In the above static example, the TBN vectors just looked like our XYZ gizmos we’d normally see in a 3D DCC package – I’ve coloured the vectors the same so it’s a little more familiar.

However in the above animated clip you can see how the TBN vectors move and re-orient with the animated plane.

Because the tangent represents the direction of the mesh at a given point, if the tangent is incorrect, the normals from the normal map will be pointing in a different direction, and thus odd shading can occur.

Originally credited from the above thread as coming from Handplain 3D’s documentation but it’s now missing from their site. This image shows some of the shadowing you can see when tangents are incorrect.

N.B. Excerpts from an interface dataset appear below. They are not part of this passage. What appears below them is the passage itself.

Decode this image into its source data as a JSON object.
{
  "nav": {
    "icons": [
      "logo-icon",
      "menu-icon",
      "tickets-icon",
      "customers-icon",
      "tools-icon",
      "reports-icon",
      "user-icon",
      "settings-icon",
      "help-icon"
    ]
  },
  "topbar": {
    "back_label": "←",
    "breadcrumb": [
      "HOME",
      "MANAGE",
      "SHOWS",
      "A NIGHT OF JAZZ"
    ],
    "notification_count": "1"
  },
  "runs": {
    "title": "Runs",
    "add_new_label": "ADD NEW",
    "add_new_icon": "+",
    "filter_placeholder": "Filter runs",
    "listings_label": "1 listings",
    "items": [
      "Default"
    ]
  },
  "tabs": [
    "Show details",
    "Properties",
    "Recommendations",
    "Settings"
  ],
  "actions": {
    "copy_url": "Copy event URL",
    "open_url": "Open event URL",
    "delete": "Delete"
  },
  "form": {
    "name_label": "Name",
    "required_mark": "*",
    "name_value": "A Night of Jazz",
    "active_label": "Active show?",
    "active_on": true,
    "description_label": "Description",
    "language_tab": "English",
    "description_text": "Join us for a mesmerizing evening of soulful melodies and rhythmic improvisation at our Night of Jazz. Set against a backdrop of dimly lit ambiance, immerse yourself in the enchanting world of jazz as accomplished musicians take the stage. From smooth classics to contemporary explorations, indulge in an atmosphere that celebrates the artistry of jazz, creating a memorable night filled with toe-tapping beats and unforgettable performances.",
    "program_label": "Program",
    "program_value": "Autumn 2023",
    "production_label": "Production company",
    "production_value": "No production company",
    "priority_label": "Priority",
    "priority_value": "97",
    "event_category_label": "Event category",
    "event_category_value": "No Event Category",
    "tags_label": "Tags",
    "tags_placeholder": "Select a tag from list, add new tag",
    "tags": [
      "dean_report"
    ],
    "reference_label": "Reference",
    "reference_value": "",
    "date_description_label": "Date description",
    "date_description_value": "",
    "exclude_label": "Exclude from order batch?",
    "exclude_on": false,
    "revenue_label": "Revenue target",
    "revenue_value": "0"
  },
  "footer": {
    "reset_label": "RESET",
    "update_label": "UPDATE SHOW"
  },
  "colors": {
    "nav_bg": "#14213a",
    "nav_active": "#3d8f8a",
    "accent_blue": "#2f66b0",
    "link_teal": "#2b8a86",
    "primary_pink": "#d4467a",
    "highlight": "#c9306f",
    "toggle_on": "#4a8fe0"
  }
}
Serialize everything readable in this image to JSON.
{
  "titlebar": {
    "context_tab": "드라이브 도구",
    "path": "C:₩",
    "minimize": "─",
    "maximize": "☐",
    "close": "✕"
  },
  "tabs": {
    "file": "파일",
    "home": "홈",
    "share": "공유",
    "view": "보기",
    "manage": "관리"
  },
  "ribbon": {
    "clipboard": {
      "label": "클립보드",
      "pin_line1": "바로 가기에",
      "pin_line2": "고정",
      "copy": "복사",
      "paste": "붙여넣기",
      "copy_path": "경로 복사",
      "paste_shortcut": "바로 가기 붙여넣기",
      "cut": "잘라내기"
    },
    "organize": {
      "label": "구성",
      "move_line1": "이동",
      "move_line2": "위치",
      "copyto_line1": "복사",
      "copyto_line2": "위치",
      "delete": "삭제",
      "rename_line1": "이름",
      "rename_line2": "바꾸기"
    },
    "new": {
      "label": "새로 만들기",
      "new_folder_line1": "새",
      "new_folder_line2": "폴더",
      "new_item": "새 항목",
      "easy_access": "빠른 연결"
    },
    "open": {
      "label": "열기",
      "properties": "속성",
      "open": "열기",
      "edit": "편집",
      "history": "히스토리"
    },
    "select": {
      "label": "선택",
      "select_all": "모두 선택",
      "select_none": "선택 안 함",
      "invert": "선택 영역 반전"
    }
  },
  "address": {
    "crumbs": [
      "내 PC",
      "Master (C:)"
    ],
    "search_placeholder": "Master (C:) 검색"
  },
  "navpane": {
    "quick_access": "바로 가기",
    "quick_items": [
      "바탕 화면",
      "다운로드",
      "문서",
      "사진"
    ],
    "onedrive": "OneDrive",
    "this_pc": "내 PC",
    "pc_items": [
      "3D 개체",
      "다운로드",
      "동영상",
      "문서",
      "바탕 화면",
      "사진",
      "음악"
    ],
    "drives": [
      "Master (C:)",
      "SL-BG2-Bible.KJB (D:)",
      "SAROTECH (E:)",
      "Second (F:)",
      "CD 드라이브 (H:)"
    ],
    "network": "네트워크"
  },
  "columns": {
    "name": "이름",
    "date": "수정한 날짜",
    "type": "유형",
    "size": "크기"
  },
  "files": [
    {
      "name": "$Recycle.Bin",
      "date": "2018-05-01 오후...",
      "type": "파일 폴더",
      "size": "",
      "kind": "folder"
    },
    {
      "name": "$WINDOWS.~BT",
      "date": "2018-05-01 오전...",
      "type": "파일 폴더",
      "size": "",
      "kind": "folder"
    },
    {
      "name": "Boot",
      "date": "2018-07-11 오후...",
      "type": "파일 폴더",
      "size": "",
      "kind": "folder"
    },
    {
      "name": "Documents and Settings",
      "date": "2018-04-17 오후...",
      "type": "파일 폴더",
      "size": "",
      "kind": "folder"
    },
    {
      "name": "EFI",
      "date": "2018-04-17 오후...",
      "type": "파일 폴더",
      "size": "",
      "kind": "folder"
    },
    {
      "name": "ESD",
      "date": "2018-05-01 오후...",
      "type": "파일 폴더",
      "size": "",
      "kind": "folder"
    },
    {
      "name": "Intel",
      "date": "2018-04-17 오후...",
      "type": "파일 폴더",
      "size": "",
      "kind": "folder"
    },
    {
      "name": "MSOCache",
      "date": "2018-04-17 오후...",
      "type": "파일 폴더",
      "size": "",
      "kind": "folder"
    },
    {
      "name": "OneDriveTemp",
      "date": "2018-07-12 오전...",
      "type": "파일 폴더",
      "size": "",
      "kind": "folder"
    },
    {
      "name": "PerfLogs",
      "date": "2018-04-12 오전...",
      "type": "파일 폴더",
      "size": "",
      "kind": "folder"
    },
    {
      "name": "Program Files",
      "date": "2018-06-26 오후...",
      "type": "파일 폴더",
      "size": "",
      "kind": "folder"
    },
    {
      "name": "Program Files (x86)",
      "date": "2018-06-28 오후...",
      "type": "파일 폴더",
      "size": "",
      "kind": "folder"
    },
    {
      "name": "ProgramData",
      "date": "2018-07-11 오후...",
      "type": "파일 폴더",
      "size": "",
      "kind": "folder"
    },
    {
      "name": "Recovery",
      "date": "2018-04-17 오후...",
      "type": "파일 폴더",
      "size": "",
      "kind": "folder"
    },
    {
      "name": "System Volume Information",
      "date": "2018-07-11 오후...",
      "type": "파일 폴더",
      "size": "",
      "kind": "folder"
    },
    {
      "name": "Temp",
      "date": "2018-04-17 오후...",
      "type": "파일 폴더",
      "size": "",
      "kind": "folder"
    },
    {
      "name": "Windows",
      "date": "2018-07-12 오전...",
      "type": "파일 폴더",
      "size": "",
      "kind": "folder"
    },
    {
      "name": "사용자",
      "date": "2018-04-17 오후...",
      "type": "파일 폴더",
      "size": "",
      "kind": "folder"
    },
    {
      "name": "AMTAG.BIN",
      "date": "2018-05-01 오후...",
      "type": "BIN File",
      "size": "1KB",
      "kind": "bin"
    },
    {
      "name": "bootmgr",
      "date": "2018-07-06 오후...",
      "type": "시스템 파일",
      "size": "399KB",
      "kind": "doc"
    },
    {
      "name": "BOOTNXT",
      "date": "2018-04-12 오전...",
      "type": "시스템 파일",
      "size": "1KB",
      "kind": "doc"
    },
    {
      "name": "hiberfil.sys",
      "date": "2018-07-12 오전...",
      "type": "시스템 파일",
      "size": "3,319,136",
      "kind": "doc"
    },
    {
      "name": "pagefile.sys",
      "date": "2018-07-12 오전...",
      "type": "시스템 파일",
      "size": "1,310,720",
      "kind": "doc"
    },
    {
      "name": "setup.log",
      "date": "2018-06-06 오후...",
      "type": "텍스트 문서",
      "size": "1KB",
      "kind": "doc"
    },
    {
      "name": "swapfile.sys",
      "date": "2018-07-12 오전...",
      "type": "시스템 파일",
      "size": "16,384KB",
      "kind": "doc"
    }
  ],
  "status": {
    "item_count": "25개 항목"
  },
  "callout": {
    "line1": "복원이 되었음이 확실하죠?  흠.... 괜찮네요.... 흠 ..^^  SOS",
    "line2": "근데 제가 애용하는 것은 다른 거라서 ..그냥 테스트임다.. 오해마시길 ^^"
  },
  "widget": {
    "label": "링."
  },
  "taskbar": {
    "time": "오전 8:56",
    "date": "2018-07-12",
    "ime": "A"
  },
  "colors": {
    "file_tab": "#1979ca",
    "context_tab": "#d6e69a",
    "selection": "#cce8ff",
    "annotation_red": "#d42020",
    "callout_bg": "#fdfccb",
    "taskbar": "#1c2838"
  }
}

Tangent space normal maps store normals based upon the original tangents of the mesh. A normal of (0,1,0) in a normal map doesn’t mean point up in world or object space, it means “Point directly away from the models surface”. So this tangent-space up vector would be an unchanged normal, as this is what the face normal would have been in the first place.

Normal Map Textures

A common method of storing normal maps in textures is the DXT5nm format. There are more specifics here if you’re really interested, but the two interesting element here are; normal maps often only store the x and y of the normal vector because of a quirk of how the DXT5 format keeps file sizes down. Because normal vectors are unit vectors, we can compute the z.

The other; as texture maps often only contain 0 - 1 values, and normals can point in negative directions, this value needs to be remapped to this range. So in a normal map, 0.5 is actually 0. This explains why normal maps tend to have a blueish colour as the x and y channels will generally be close to 0 (or 0.5), and the z will be closer to 1 as it’s commonly pointing away from the surface.

Once the normal map has been decoded, we have a unit vector per pixel, which in the fragment shader we’d transform into object space.

The TBN Matrix.

The tangent, bitangent, normal matrix, or TBN Matrix is what is the end destination for the tangent space vectors we’ve been looking at. When these are assembled in a matrix, we can then multiply our decoded normal vector by this matrix. This transforms it, from the flat (tangent) space of our normal map, to the object space of our mesh. In this case specifically, it just rotates our normal vector to our mesh’s surface.

Linear Transformations (Matrix Multiplication)

This is a fundamental, but still hard to approach concept of linear algebra. It’s also pretty foundational in 3D geometry and rendering. So I’ll very likely be paying it a visit some day here.

Like many of the math concepts I’ve been looking at, it can be boiled down to a node or function, and the trick for most will just be understanding when and how to use it. Mostly this is something like Shader Graph’s Transform node, which we can see from the documentation includes transforming from tangent space.

To Summarise

This short takes a quick fly-by of tangent space mapping as a supporting component of my Cross Product article. There’s much more to touch on, like linear transforms, but hopefully this provides the start of a foundation.